Library theft increases at Old Dominion University
The number of missing books at Perry Library continues to increase dramatically. According to the list of missing books provided by Stuart Frazer, head of access services, the number has gone up from 444 missing books to 489 in just two months.
“In general, it’s my understanding that library theft, especially for rare and valuable items, has increased over the last few years primarily because of the Internet book trade,” said Acquisitions & Preservation Services Librarian Robert Tench. “For example, people that know books well are willing to pay a set replacement cost like ours [$80.00] so that they can sell the book on the Internet for a lot more money [upwards of $500.00 to $1000.00 per item].”
Tench also added, “When the learning commons construction was going on in 2010/2011, it was very difficult for our staff to monitor the library’s security systems. The consensus among staff is that more things were stolen during that time just because security was not what it should have been because of the construction.”
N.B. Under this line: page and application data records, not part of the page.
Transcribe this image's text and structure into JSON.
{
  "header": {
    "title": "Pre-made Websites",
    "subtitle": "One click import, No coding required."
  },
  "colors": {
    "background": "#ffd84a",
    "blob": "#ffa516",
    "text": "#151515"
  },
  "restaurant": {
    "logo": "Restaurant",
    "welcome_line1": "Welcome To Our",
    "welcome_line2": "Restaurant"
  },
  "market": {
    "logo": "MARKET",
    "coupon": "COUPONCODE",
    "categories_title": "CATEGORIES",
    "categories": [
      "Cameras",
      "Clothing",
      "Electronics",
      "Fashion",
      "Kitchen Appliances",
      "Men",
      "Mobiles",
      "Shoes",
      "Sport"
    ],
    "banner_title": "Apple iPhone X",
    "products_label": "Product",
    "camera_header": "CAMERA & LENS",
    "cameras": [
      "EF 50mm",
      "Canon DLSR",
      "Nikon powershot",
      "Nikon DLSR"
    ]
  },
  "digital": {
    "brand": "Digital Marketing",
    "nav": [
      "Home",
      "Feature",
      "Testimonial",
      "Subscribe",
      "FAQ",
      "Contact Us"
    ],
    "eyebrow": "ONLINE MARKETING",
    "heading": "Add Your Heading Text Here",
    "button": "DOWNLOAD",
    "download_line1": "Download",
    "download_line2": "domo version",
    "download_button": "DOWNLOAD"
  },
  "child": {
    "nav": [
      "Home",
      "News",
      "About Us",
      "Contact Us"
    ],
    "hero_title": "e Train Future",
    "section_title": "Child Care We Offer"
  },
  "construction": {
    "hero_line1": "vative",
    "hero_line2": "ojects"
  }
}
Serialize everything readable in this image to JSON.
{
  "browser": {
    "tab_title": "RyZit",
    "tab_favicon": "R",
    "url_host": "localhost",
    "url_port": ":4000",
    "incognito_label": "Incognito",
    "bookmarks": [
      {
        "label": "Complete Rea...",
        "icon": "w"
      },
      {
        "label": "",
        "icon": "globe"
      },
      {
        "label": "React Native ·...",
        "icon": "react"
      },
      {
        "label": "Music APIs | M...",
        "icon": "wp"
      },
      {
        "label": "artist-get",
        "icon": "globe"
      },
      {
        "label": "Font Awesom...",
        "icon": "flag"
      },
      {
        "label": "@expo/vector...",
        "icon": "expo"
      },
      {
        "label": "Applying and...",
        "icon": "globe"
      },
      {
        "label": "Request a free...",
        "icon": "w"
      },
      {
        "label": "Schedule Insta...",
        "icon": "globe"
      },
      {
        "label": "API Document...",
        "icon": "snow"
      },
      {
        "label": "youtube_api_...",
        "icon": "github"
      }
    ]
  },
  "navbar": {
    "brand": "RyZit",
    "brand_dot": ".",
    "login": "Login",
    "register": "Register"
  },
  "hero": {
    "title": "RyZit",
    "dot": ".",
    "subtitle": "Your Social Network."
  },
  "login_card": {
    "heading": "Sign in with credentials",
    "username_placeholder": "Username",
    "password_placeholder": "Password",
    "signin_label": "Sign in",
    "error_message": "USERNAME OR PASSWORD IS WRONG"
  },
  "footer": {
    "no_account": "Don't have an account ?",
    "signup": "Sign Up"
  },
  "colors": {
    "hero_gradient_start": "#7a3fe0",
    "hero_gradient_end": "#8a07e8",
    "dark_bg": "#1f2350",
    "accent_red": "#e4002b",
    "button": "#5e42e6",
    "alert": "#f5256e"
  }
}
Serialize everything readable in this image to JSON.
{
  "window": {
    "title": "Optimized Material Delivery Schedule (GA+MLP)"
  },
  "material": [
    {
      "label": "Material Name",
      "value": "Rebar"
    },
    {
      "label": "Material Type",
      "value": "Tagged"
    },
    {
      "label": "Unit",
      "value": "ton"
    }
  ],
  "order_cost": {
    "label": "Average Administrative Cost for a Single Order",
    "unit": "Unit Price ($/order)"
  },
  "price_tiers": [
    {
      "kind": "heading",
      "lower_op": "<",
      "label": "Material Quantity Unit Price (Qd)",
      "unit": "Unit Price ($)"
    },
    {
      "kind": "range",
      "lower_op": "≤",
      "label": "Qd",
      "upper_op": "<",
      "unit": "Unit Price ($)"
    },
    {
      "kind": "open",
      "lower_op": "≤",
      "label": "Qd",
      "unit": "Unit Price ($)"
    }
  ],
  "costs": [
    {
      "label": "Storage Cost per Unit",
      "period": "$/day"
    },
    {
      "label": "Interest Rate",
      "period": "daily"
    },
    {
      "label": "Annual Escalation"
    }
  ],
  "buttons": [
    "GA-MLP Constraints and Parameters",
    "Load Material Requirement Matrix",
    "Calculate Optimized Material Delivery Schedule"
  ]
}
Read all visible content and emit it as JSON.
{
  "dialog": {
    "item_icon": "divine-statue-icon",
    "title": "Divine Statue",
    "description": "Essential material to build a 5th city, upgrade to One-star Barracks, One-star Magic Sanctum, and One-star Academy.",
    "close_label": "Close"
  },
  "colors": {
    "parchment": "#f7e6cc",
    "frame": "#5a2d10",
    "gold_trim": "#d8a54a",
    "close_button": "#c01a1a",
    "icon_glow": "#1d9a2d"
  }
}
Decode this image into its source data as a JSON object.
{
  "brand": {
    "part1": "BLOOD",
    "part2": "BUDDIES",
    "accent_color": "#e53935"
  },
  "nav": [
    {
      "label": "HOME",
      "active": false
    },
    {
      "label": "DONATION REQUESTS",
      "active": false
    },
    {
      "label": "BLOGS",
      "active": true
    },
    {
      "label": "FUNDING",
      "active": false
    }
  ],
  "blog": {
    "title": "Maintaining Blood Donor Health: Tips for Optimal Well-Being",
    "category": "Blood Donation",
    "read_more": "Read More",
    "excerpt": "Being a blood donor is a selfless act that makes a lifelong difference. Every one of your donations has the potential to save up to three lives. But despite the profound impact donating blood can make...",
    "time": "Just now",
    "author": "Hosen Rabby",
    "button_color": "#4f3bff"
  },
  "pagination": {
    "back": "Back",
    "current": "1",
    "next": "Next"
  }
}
According to the list of missing books provided by Frazer,159 of the 489 lost books belonged to the third floor of the library and the 330 remaining belonged to the fourth. . “On the fourth floor there are nursing books, engineering books, mathematics books and medical books,” said Sharon Kidd, scheduling and patron services assistant. “I think that’s why more books disappear on the fourth floor. Most of them are textbooks that people can easily sell on eBay or Amazon.”
The circulation desk, now located on the second floor of the library, used to be at the entrance to the library. “We used to be downstairs right by the entrance,” said Kidd, “one time the alarm went off and we stopped the guy to ask him to check the books out he had. He dropped them and ran away. When we picked them up, all the books had the barcodes ripped off or scratched.”
Recounting her experiences with the disappearance of books over her 12 years as a librarian, Kidd said, “One time, a couple books were sent to us from the West Coast three years after their disappearance. The person who sent the books had found them in a yard sale and they all had an ODU tag on them so he or she decided to turn them back. I still wonder how they got there.”
On a different occasion, a woman’s library account showed that she still had not returned 10 books she borrowed from the library. “When I talked to her she repeatedly denied it, saying that she had brought them back to the library. Six months later she showed up with them,” said Kidd. “Sometimes that happens. People think they have actually returned them but they haven’t. Sometimes we never see those books again.”
The disappearance of books is a problem that concerns both librarians and ODU students. “Hearing the sound of the alarm going off has become something normal. It happens almost everyday I’m here,” said freshman Isabel de Rojas. “It honestly seems to me like there is no point in spending money in library detectors when there is no checking system for once the alarm goes off. Those detectors, and the stolen books for the matter, are paid with my tuition and every ODU student’s.”
Freshman Gabby Salomon suggested the staff be more vigilant.
“Maybe they should have some type of training to look out for thieves. Also, make it clear that if you steal, there are serious consequences. Something has got to be done to stop this from happening.”
“With an increase of student awareness, the problem could be addressed more easily,” added Ms. De Rojas. “The library should encourage the reports of people sneaking in books into their backpacks.”
Kidd believes that with the improvement of technologies might come the end to the problem of book theft.
She said, “The use of e-books instead of hard copies would make it impossible for people to steal books. This might be the solution we’ve been looking for.”
By Marta Quero